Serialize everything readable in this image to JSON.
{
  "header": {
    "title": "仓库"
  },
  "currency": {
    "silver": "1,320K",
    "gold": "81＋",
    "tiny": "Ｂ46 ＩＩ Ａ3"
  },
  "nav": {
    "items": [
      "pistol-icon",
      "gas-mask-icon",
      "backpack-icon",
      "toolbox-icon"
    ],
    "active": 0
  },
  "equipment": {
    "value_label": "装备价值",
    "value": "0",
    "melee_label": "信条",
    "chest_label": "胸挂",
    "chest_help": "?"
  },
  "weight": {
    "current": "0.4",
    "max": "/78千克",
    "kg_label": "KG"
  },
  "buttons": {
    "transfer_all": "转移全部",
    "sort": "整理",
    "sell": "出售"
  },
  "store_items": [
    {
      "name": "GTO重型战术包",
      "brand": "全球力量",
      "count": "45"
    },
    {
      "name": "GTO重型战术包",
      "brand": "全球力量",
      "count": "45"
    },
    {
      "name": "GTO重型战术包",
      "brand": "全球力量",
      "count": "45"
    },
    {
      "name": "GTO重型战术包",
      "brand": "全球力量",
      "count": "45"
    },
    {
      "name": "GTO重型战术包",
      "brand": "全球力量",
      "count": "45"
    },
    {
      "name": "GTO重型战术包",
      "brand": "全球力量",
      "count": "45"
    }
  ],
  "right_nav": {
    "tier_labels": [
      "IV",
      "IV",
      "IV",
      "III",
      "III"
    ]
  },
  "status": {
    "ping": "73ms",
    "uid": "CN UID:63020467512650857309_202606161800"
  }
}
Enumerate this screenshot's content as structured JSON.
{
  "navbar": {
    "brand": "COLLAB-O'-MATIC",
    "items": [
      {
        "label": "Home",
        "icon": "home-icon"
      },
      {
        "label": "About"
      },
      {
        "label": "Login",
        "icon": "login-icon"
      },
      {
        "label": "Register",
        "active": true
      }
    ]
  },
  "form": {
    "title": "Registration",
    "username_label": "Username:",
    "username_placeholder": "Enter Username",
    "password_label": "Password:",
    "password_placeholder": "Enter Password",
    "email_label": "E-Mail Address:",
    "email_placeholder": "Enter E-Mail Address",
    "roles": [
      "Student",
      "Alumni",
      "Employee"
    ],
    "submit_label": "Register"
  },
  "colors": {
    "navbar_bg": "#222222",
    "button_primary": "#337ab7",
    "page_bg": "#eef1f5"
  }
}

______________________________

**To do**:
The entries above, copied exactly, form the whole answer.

**Response area**:
Serialize everything readable in this image to JSON.
{
  "header": {
    "title": "仓库"
  },
  "currency": {
    "silver": "1,320K",
    "gold": "81＋",
    "tiny": "Ｂ46 ＩＩ Ａ3"
  },
  "nav": {
    "items": [
      "pistol-icon",
      "gas-mask-icon",
      "backpack-icon",
      "toolbox-icon"
    ],
    "active": 0
  },
  "equipment": {
    "value_label": "装备价值",
    "value": "0",
    "melee_label": "信条",
    "chest_label": "胸挂",
    "chest_help": "?"
  },
  "weight": {
    "current": "0.4",
    "max": "/78千克",
    "kg_label": "KG"
  },
  "buttons": {
    "transfer_all": "转移全部",
    "sort": "整理",
    "sell": "出售"
  },
  "store_items": [
    {
      "name": "GTO重型战术包",
      "brand": "全球力量",
      "count": "45"
    },
    {
      "name": "GTO重型战术包",
      "brand": "全球力量",
      "count": "45"
    },
    {
      "name": "GTO重型战术包",
      "brand": "全球力量",
      "count": "45"
    },
    {
      "name": "GTO重型战术包",
      "brand": "全球力量",
      "count": "45"
    },
    {
      "name": "GTO重型战术包",
      "brand": "全球力量",
      "count": "45"
    },
    {
      "name": "GTO重型战术包",
      "brand": "全球力量",
      "count": "45"
    }
  ],
  "right_nav": {
    "tier_labels": [
      "IV",
      "IV",
      "IV",
      "III",
      "III"
    ]
  },
  "status": {
    "ping": "73ms",
    "uid": "CN UID:63020467512650857309_202606161800"
  }
}
Enumerate this screenshot's content as structured JSON.
{
  "navbar": {
    "brand": "COLLAB-O'-MATIC",
    "items": [
      {
        "label": "Home",
        "icon": "home-icon"
      },
      {
        "label": "About"
      },
      {
        "label": "Login",
        "icon": "login-icon"
      },
      {
        "label": "Register",
        "active": true
      }
    ]
  },
  "form": {
    "title": "Registration",
    "username_label": "Username:",
    "username_placeholder": "Enter Username",
    "password_label": "Password:",
    "password_placeholder": "Enter Password",
    "email_label": "E-Mail Address:",
    "email_placeholder": "Enter E-Mail Address",
    "roles": [
      "Student",
      "Alumni",
      "Employee"
    ],
    "submit_label": "Register"
  },
  "colors": {
    "navbar_bg": "#222222",
    "button_primary": "#337ab7",
    "page_bg": "#eef1f5"
  }
}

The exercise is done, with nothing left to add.